Richmond mega-mansion, one of the last built under old rules, listed for $21 million!

Jul 13, 2020 – (9431 No. 6 Road Richmond is listed for $21.9 million) You’re not permitted to build 22,000 square-foot megamansions on agricultural land in Richmond, but you can still buy one as long as you have $21.9 million.

A controversial Richmond megamansion hit the market Friday, immediately becoming the priciest home for sale in the city. Listed for a whopping $21,980,000, the nine-bedroom, 11-bathroom megamansion at 9431 No. 6 Road was built in 2018 on four hectares (10 acres) — a massive piece of Richmond land.

The home has two fireplaces, and two garages — enough space for about six vehicles.

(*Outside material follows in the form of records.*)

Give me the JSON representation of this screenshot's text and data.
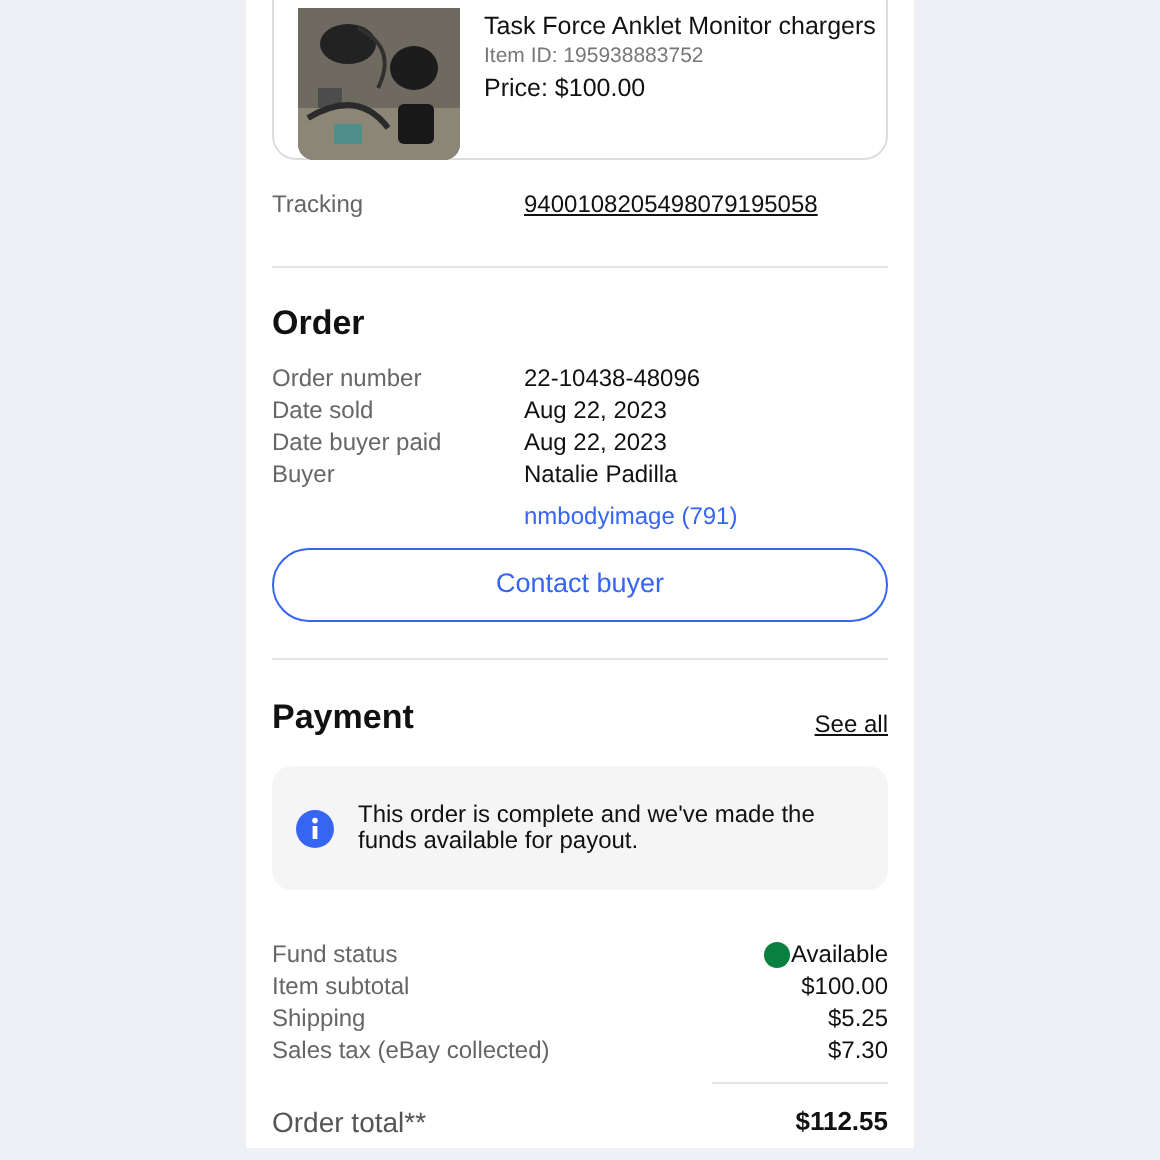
{
  "item": {
    "title": "Task Force Anklet Monitor chargers",
    "item_id": "Item ID: 195938883752",
    "price": "Price: $100.00"
  },
  "tracking": {
    "label": "Tracking",
    "number": "9400108205498079195058"
  },
  "order": {
    "heading": "Order",
    "rows": [
      {
        "label": "Order number",
        "value": "22-10438-48096"
      },
      {
        "label": "Date sold",
        "value": "Aug 22, 2023"
      },
      {
        "label": "Date buyer paid",
        "value": "Aug 22, 2023"
      },
      {
        "label": "Buyer",
        "value": "Natalie Padilla"
      }
    ],
    "buyer_link": "nmbodyimage (791)",
    "contact_button": "Contact buyer"
  },
  "payment": {
    "heading": "Payment",
    "see_all": "See all",
    "notice": "This order is complete and we've made the funds available for payout.",
    "rows": [
      {
        "label": "Fund status",
        "value": "Available",
        "color": "#0a8040"
      },
      {
        "label": "Item subtotal",
        "value": "$100.00"
      },
      {
        "label": "Shipping",
        "value": "$5.25"
      },
      {
        "label": "Sales tax (eBay collected)",
        "value": "$7.30"
      }
    ],
    "total": {
      "label": "Order total**",
      "value": "$112.55"
    }
  }
}
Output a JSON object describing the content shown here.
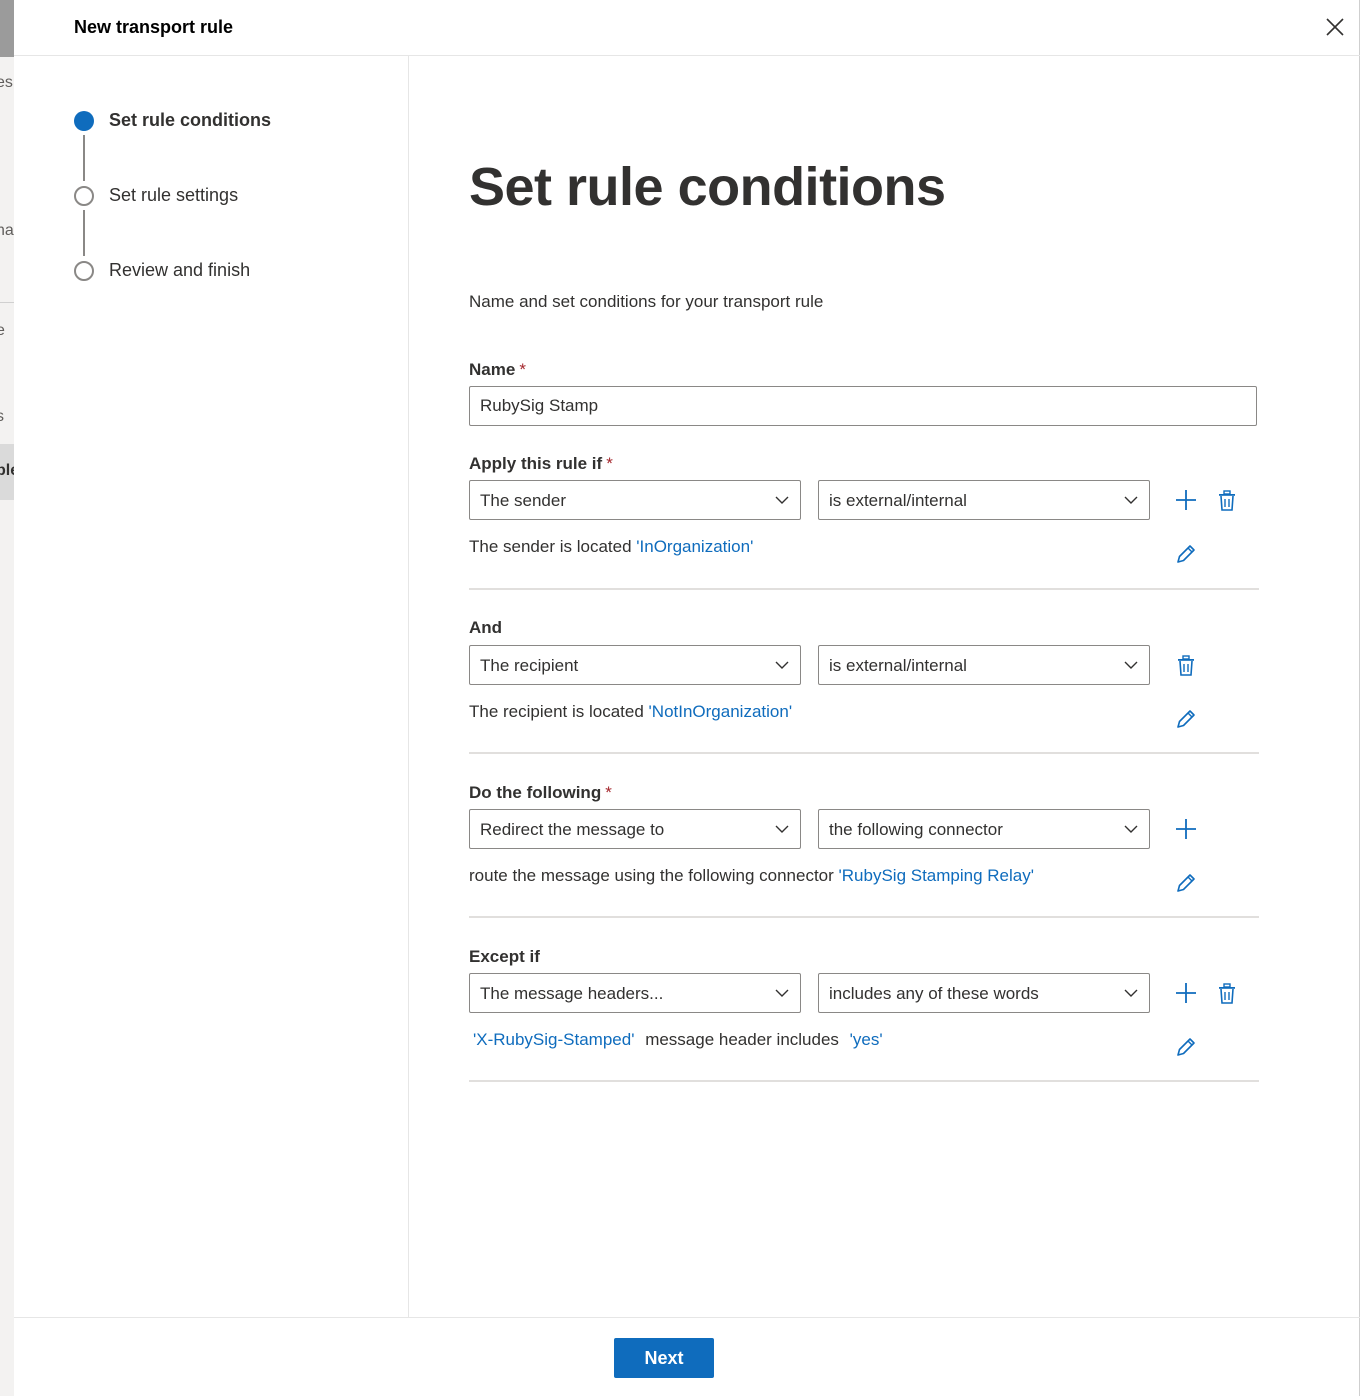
{
  "background": {
    "fragments": [
      "es",
      "na",
      "e",
      "s",
      "ble"
    ]
  },
  "dialog": {
    "title": "New transport rule",
    "close_icon": "close-icon"
  },
  "steps": [
    {
      "label": "Set rule conditions",
      "state": "active"
    },
    {
      "label": "Set rule settings",
      "state": "pending"
    },
    {
      "label": "Review and finish",
      "state": "pending"
    }
  ],
  "main": {
    "title": "Set rule conditions",
    "subtitle": "Name and set conditions for your transport rule",
    "required_marker": "*",
    "name_label": "Name",
    "name_value": "RubySig Stamp",
    "sections": {
      "apply": {
        "label": "Apply this rule if",
        "select1": "The sender",
        "select2": "is external/internal",
        "desc_text": "The sender is located ",
        "desc_link": "'InOrganization'"
      },
      "and": {
        "label": "And",
        "select1": "The recipient",
        "select2": "is external/internal",
        "desc_text": "The recipient is located ",
        "desc_link": "'NotInOrganization'"
      },
      "do": {
        "label": "Do the following",
        "select1": "Redirect the message to",
        "select2": "the following connector",
        "desc_text": "route the message using the following connector ",
        "desc_link": "'RubySig Stamping Relay'"
      },
      "except": {
        "label": "Except if",
        "select1": "The message headers...",
        "select2": "includes any of these words",
        "desc_link1": "'X-RubySig-Stamped'",
        "desc_text": "message header includes",
        "desc_link2": "'yes'"
      }
    }
  },
  "footer": {
    "next_label": "Next"
  },
  "colors": {
    "accent": "#0f6cbd",
    "required": "#a4262c",
    "text": "#323130",
    "border": "#8a8886"
  }
}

Annual property taxes on the single-family mansion are just over $16,000.

But the megamansion is also a massive piece of Richmond history because there can never again be a mansion that size built on Agricultural Land Reserve parcels. In late 2018, after this 22,317 square-foot home was complete, the provincial government introduced a law designed to curb the explosion of newly built Richmond homes on ALR land in excess of 20,000 square feet.

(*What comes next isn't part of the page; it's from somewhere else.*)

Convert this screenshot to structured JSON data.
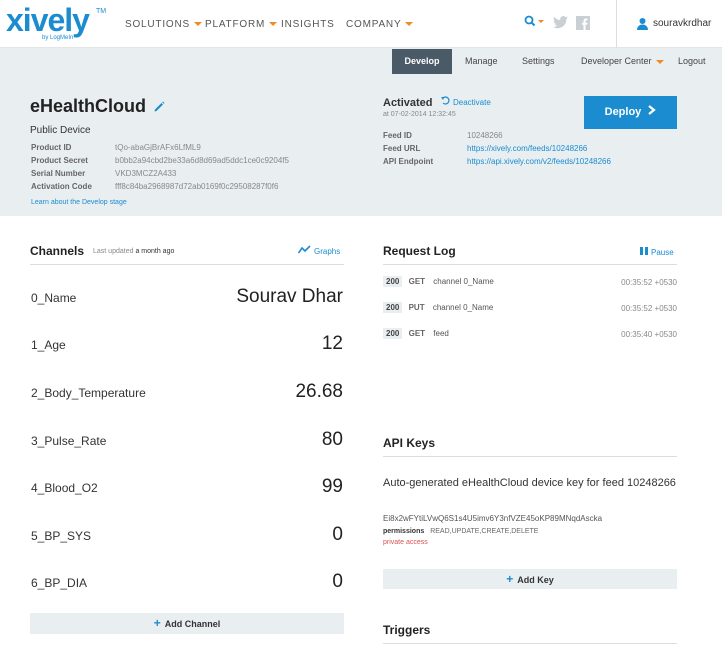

Bill 52, which took effect in Feb. 2019, restricted the size of homes to less than 500 square metres — or roughly 5,400 square feet.

Anyone with permits already in place to build similar residences were allowed to proceed with construction. As a result, the second-priciest house for sale in Richmond is another sprawling megamansion, still under construction — one of a handful of Richmond megamansions that have come up for sale since the practice was effectively ended.

The comparably modest, 10,800 square-foot house at 9660 Sidaway Rd., — a typical mansion right down to the giant, circle fountain out front — is listed at $8.8 million.

That’s a bargain compared to the residence on No. 6 Road, which is listed for more than twice that price despite a recent assessment of just over $4 million. The 10 acre-lot may be a factor. Or perhaps realtors are simply hoping to catch the eye of an exceedingly wealthy aficionado of B.C.’s agri-political history.

Source: Vancouver SUN